100 Muslim extremists freed in Yemen denied [Archives:2007/1031/Local News]

March 8 2007

SANA'A, March 7 ) Yemen's Ministry of Interior has denied the authenticity of news reports that Yemeni security authorities have released 100 Muslim extremists.

A security source told the official news web site that such report by the Associated Press is groundless. “Those individuals Yemen has received from neighboring and friendly countries now are tried fairly. They include some who came from Guantanamo,” the official said, calling on all media outlets to be accurate and objective when reporting news.

On Monday, the AP reported that authorities released 100 jailed Muslim extremists, including some who allegedly fought for Al-Qaeda in Iraq, according to a security official, adding that some of those released had completed their sentences, while others were acquitted due to lack of evidence.

The official told the AP that the 100 prisoners' release had been carried out in stages, with the last freed in late February, and that 19 of the released had fought under the command of Al-Qaeda in Iraq's previous leader, Abu Musab Al-Zarqawi, prior to his death in a U.S. airstrike last June.

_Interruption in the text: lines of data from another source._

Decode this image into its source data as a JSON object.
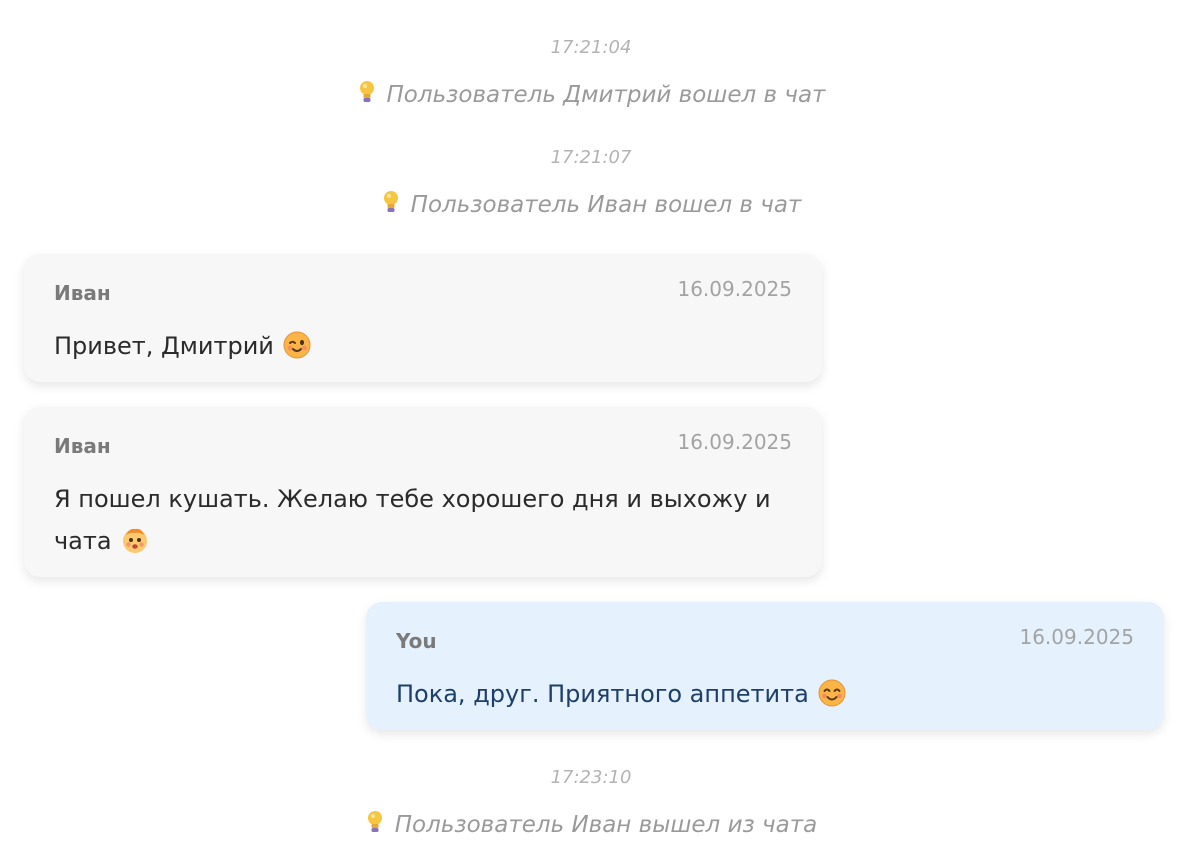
{
  "events": [
    {
      "time": "17:21:04",
      "text": "Пользователь Дмитрий вошел в чат",
      "icon": "lightbulb-icon"
    },
    {
      "time": "17:21:07",
      "text": "Пользователь Иван вошел в чат",
      "icon": "lightbulb-icon"
    },
    {
      "time": "17:23:10",
      "text": "Пользователь Иван вышел из чата",
      "icon": "lightbulb-icon"
    }
  ],
  "messages": [
    {
      "author": "Иван",
      "date": "16.09.2025",
      "text": "Привет, Дмитрий",
      "emoji": "winking-face-icon",
      "direction": "incoming"
    },
    {
      "author": "Иван",
      "date": "16.09.2025",
      "text": "Я пошел кушать. Желаю тебе хорошего дня и выхожу и чата",
      "emoji": "smiling-face-icon",
      "direction": "incoming"
    },
    {
      "author": "You",
      "date": "16.09.2025",
      "text": "Пока, друг. Приятного аппетита",
      "emoji": "smiling-face-with-smiling-eyes-icon",
      "direction": "outgoing"
    }
  ],
  "colors": {
    "incoming_bubble": "#f7f7f7",
    "outgoing_bubble": "#e5f1fd",
    "outgoing_text": "#1d3f69",
    "system_text": "#9a9a9a"
  }
}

According to the AP news report, among the released were four Saudis, as well as members of a Yemeni extremist group – the Aden-Abyan Islamic Army – which kidnapped three Britons and an Australian in 1998. The tourists were killed in a botched rescue attempt by Yemeni security forces.